I'm curious to know what it is about "high tech" that makes it so prone to claims of diminished quality? where is that cut off in the history of tech? To classic musicians and composers that had to suffer through the invention of radio and the record player, was the quality of that tech superior to going out and seeing a real ensemble play live? Did music become better or worse with the application of EQ and compression? Did Pro Tools kill music?That would probably be used to drive purchasing behaviour by more targeted "pulling on emotional strings", when people are at certain stores or looking at certain websites.
I've heard compelling arguments that all the hightech workflows drive the old-school analog guys out of the creative roles in big productions and that is detrimental to the bottom line quality of the product. The argument was made for 3D graphics tools that were introduced in the last 2 decades (zBrush etc.), but in the context of discussing deep learning AI as tools for artists.
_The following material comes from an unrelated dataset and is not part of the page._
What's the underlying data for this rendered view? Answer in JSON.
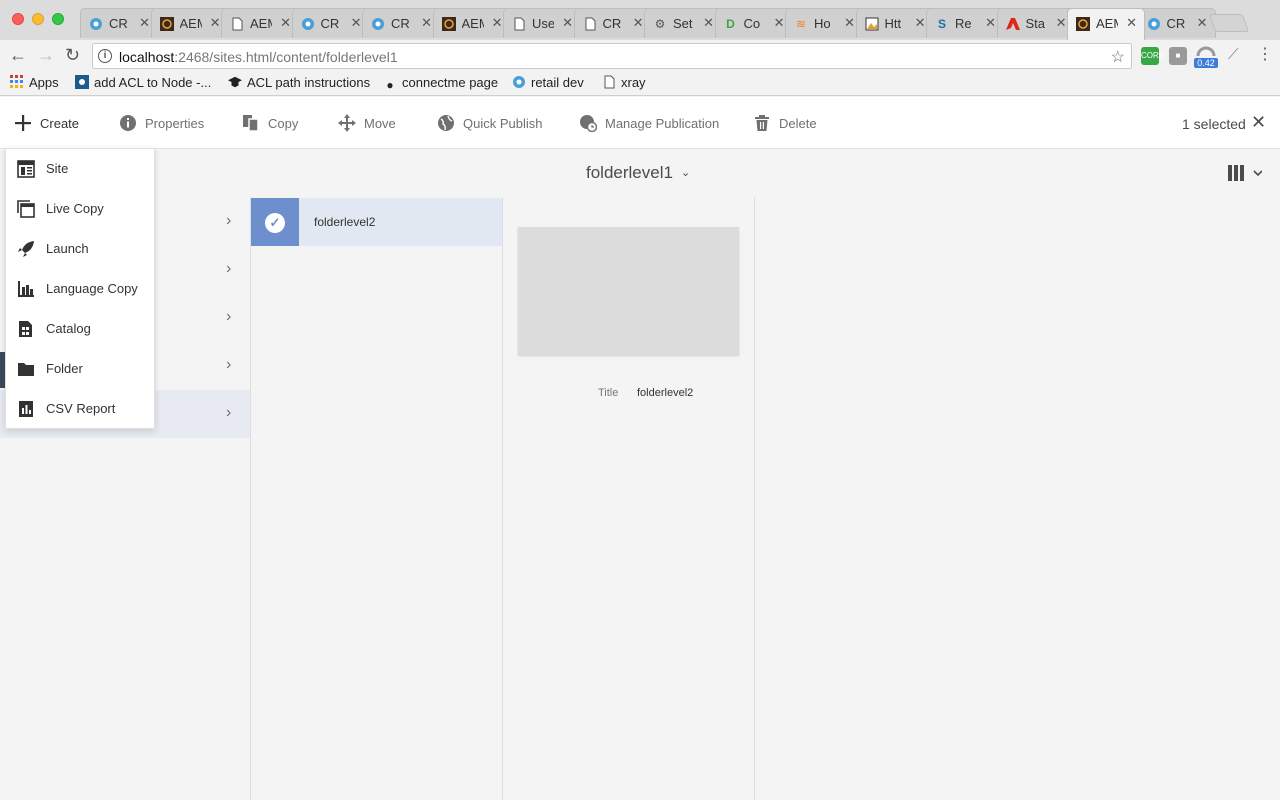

It's a bit hyperbolic, but every generation seems to fight change, and the next generation defends it until their norm becomes outdated, so I'm trying to understand when music officially was killed by technology. It's a very old regurgitated line. What academic standard sets the quality of music? While we sit here condemning the concept of AI music, we might find that in another 50 or so years, academia might be studying it in depth and teaching about how new complex musical concepts were born from it. Wouldn't be the first time.